*** Block opens ***
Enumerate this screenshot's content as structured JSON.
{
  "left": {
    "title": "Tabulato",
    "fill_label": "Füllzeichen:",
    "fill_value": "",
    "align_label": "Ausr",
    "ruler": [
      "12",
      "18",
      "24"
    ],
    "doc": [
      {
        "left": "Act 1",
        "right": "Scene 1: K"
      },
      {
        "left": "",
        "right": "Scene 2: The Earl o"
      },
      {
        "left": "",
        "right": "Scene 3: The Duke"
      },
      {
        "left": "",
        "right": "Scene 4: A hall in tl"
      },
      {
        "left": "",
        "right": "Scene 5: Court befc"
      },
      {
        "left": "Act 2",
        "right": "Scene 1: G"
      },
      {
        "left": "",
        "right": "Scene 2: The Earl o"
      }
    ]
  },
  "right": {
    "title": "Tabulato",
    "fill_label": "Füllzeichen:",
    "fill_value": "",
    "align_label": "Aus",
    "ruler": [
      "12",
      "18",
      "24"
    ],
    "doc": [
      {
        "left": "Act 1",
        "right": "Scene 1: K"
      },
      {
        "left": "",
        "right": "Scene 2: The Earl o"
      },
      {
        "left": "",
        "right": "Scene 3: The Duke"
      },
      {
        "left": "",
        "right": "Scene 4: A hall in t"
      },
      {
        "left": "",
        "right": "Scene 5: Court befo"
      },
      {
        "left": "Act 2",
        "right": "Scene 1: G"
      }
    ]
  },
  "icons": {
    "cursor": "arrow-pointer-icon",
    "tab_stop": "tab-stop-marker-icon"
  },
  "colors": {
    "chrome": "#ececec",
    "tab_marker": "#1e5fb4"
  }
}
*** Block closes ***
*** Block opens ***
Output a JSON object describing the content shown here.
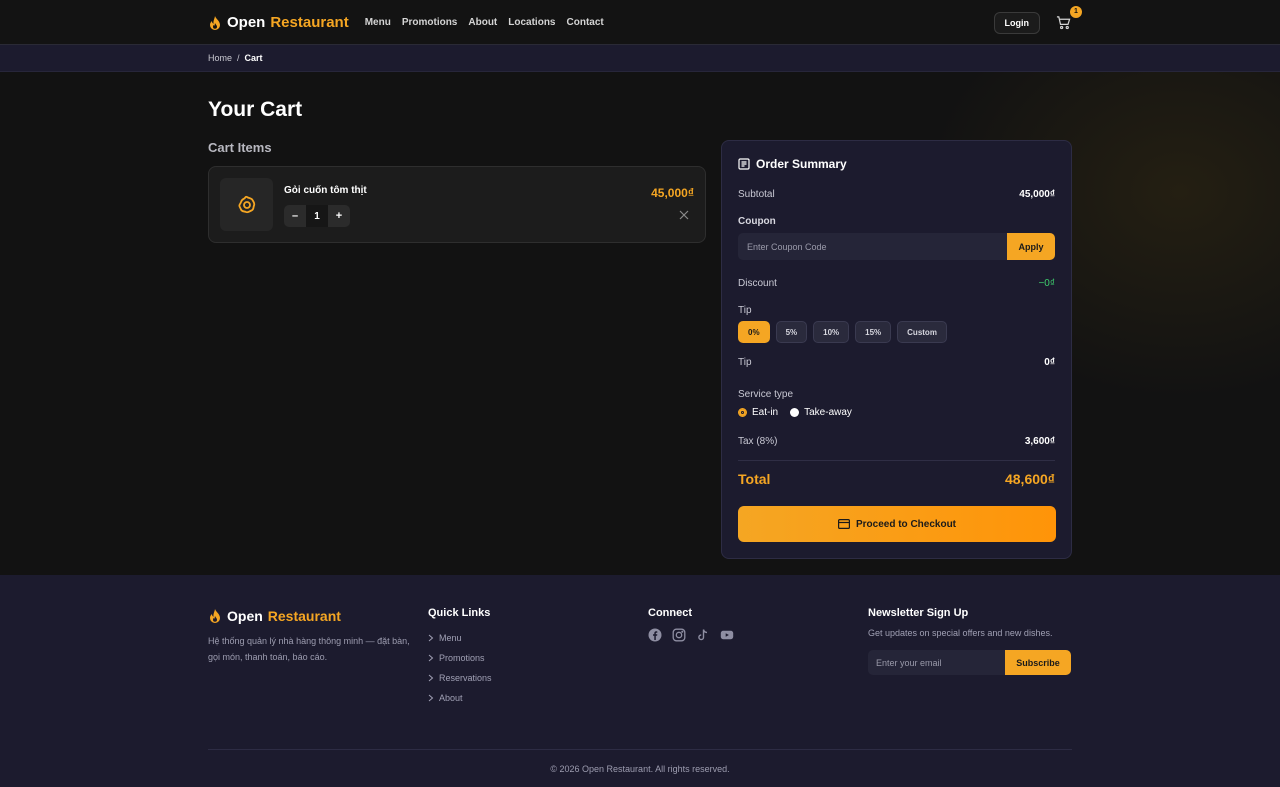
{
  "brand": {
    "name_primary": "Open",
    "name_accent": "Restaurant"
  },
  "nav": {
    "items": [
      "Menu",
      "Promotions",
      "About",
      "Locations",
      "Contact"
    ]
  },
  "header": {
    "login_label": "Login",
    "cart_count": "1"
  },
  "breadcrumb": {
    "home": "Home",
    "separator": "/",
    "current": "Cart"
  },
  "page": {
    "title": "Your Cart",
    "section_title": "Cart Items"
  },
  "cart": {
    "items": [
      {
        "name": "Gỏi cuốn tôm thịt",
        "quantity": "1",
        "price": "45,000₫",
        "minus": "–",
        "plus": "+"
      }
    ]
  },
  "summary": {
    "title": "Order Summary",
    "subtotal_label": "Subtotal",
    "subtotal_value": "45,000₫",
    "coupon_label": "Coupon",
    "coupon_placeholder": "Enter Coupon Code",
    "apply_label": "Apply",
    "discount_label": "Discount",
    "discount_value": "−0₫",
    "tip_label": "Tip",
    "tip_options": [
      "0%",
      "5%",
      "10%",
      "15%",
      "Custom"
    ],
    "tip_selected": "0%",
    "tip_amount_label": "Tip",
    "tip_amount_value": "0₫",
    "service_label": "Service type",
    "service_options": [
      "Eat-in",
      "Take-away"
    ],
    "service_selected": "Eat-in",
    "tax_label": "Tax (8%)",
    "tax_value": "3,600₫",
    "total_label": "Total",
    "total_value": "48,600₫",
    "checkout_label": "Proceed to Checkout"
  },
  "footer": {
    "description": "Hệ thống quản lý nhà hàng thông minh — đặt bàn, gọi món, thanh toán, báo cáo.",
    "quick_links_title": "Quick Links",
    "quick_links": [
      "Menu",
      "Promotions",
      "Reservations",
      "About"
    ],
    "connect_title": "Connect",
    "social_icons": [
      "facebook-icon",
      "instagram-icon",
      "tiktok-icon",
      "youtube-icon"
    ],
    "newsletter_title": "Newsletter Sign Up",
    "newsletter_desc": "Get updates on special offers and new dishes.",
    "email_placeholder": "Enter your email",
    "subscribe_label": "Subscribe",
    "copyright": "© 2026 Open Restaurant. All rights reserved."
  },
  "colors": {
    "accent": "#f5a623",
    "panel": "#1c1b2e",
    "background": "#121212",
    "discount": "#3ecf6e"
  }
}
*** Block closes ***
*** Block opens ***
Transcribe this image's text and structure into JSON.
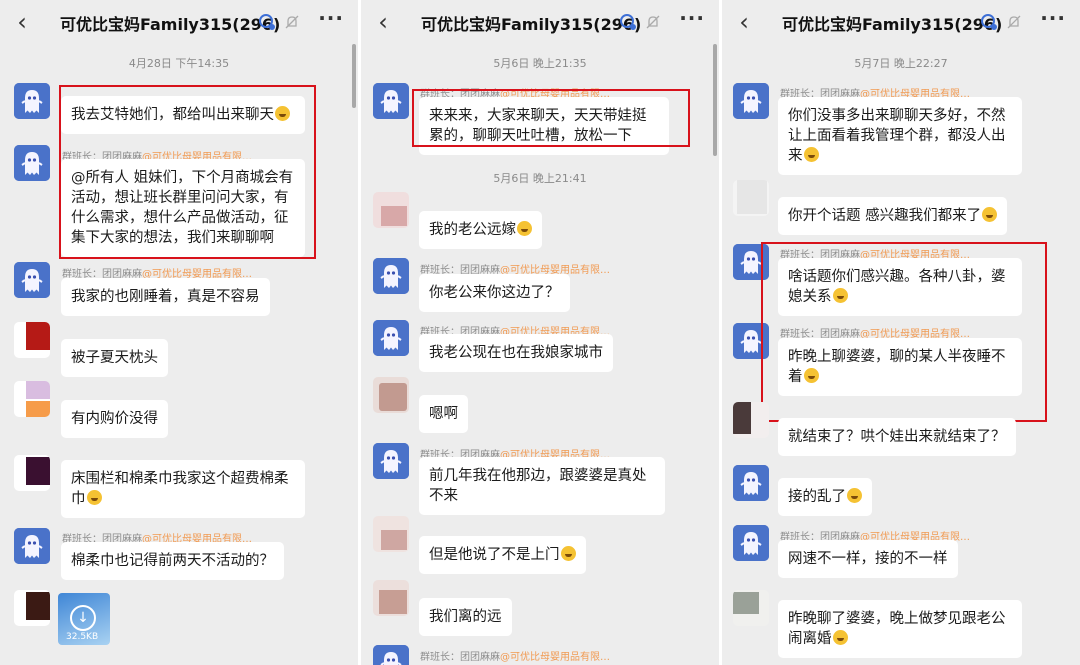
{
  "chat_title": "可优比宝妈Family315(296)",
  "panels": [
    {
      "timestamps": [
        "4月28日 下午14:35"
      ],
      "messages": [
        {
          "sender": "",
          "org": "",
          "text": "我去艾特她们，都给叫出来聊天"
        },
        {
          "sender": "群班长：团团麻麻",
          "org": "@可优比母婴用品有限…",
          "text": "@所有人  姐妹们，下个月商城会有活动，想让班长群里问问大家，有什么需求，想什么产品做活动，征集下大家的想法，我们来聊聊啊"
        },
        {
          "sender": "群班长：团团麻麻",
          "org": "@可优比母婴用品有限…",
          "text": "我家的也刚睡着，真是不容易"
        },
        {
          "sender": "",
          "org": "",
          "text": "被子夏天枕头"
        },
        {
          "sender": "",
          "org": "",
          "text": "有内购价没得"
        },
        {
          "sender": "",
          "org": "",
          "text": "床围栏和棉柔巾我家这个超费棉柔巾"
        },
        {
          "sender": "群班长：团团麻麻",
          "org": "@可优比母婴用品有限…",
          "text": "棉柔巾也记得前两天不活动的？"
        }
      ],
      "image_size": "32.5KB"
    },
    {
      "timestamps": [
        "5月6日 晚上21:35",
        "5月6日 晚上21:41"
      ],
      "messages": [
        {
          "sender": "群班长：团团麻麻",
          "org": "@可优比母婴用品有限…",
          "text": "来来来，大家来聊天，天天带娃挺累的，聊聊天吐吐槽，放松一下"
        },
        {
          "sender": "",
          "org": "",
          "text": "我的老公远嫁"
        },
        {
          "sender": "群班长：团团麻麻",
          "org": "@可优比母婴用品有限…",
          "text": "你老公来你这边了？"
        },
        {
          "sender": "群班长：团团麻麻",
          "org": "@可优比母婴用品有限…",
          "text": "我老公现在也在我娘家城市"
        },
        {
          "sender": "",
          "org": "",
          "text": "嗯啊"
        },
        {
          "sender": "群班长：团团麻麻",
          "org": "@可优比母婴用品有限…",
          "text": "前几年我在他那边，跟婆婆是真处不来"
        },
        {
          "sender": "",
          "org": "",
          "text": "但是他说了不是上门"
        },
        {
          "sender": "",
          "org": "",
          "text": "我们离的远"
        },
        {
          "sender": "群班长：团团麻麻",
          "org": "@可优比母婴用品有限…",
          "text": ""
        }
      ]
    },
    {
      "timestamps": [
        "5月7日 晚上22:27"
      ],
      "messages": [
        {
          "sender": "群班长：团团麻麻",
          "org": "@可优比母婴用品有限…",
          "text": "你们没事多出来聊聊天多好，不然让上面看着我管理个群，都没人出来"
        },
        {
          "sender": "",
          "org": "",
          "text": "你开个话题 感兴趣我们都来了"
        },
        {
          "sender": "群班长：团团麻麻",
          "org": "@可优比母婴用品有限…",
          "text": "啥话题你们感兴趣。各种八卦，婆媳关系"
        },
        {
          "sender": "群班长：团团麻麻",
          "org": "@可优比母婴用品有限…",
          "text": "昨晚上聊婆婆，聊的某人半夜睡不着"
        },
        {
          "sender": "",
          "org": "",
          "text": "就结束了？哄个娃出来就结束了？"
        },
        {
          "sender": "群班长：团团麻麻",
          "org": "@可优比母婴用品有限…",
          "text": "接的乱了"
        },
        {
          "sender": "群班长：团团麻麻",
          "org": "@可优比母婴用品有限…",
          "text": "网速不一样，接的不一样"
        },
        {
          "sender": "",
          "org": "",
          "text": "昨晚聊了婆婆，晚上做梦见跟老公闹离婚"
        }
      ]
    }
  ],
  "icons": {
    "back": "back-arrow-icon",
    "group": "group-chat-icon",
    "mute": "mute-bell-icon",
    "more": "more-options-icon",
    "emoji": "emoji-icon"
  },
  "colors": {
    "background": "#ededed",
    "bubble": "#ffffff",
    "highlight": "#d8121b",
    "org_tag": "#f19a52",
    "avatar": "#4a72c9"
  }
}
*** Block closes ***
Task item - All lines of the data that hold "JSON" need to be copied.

Answer box -
Enumerate this screenshot's content as structured JSON.
Output a JSON object describing the content shown here.
Transcribe this image's text and structure into JSON.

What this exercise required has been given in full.